Material for this task -

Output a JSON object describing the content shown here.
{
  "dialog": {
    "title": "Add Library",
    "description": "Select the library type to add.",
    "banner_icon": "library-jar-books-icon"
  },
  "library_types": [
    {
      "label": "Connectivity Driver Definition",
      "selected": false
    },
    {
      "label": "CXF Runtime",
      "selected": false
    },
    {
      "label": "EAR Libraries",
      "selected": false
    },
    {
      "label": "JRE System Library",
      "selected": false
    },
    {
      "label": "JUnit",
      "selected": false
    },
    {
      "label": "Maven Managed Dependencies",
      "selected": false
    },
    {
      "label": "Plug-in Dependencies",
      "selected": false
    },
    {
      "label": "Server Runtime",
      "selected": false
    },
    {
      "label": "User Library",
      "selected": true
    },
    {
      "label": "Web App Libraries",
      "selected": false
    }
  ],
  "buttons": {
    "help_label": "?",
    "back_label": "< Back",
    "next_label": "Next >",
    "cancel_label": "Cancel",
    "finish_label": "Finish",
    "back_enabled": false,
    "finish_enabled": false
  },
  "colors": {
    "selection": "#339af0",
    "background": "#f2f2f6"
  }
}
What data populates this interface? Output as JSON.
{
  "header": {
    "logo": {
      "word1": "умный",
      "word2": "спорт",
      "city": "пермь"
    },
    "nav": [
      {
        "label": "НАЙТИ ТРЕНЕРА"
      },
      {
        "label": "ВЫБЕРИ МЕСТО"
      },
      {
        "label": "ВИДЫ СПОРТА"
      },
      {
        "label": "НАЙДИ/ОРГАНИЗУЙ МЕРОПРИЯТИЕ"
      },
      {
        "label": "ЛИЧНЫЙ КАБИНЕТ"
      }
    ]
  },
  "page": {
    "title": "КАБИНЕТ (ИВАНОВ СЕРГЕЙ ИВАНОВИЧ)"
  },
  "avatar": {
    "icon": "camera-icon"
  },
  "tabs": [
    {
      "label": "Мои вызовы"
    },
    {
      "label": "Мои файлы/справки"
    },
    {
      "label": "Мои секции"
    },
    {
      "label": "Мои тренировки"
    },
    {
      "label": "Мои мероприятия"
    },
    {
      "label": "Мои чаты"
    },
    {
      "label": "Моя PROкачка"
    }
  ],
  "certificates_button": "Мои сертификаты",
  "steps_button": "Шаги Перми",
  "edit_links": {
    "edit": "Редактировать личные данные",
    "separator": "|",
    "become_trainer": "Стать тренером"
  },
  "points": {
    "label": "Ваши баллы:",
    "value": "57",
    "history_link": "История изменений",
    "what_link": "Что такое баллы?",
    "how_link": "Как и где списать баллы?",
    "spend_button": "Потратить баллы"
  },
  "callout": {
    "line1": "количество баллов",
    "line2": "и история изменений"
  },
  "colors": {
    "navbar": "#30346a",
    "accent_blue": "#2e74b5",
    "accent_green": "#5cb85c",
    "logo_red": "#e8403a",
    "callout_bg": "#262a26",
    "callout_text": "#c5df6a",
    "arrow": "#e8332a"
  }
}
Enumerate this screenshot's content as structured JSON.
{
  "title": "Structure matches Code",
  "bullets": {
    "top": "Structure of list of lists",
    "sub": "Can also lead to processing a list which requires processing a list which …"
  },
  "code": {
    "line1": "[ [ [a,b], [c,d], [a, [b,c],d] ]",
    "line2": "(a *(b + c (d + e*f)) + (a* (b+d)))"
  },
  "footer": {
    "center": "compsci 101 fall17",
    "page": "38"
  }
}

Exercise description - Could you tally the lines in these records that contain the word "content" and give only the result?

Result for this exercise - 2